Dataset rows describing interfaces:
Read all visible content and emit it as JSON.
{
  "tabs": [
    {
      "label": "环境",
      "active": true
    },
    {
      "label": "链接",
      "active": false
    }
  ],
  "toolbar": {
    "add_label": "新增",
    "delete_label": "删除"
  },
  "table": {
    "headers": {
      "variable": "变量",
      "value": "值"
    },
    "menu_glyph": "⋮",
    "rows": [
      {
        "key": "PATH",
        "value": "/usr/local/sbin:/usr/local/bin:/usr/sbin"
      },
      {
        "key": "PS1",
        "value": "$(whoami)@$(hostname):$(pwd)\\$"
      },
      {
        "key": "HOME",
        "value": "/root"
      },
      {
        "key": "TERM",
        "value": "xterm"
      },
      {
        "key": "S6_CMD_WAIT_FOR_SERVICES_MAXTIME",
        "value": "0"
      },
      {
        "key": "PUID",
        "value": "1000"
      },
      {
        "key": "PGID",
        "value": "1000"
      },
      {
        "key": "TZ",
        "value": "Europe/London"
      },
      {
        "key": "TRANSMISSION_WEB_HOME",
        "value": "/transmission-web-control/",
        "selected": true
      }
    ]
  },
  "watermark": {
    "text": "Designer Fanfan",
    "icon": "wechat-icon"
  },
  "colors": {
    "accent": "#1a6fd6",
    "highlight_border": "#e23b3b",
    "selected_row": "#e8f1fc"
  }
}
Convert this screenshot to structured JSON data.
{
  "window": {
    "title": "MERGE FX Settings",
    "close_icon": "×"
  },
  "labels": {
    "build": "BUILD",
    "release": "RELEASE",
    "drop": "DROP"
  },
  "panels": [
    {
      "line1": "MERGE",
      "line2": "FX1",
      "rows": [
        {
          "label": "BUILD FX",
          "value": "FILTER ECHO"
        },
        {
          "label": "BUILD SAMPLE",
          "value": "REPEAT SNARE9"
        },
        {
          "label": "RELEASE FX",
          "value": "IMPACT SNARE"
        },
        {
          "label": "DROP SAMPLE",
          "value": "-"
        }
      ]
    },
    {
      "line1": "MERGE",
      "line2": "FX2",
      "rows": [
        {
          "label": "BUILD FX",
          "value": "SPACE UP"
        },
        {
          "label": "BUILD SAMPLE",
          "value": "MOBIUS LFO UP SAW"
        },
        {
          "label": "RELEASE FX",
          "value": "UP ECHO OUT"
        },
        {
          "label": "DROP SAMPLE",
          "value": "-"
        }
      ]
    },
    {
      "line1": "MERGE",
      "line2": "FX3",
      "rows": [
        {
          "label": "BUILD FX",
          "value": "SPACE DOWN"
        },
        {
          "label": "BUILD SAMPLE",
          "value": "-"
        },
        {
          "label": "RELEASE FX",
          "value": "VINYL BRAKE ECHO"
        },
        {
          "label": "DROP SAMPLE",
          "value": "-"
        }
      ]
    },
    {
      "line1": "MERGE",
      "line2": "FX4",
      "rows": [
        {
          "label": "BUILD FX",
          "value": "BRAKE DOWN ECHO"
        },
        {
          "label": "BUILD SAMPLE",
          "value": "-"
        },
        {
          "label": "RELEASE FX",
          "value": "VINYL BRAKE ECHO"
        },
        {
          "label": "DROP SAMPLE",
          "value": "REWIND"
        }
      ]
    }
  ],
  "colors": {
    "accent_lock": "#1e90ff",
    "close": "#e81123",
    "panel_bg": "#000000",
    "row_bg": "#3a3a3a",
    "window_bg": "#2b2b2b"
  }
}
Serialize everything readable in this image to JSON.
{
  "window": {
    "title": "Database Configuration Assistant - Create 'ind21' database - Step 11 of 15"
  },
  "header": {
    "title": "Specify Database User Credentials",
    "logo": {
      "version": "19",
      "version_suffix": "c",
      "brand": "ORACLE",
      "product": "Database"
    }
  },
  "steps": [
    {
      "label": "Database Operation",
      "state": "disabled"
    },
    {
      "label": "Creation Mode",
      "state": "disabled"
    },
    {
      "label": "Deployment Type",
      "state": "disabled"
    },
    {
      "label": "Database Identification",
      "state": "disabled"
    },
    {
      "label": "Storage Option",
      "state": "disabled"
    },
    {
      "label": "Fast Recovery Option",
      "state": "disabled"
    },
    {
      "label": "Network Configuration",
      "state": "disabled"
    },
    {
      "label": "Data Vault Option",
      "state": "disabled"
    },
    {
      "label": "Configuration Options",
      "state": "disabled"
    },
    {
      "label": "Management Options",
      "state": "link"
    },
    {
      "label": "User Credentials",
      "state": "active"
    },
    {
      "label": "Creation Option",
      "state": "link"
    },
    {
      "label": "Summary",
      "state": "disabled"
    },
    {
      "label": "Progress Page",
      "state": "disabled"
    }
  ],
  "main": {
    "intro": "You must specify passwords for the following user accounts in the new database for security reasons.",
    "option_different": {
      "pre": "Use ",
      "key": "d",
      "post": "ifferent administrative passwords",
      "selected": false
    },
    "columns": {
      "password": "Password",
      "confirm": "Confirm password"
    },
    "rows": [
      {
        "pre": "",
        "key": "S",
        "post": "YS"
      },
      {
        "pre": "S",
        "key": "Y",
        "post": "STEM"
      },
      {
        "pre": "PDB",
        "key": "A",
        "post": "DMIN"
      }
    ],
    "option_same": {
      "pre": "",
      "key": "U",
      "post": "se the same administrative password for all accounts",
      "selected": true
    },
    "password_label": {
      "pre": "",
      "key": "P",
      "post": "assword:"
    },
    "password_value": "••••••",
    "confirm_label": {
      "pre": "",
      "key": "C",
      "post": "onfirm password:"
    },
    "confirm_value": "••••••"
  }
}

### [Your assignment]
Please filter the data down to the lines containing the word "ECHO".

### [Solved exercise]
          "value": "FILTER ECHO"
          "value": "UP ECHO OUT"
          "value": "VINYL BRAKE ECHO"
          "value": "BRAKE DOWN ECHO"
          "value": "VINYL BRAKE ECHO"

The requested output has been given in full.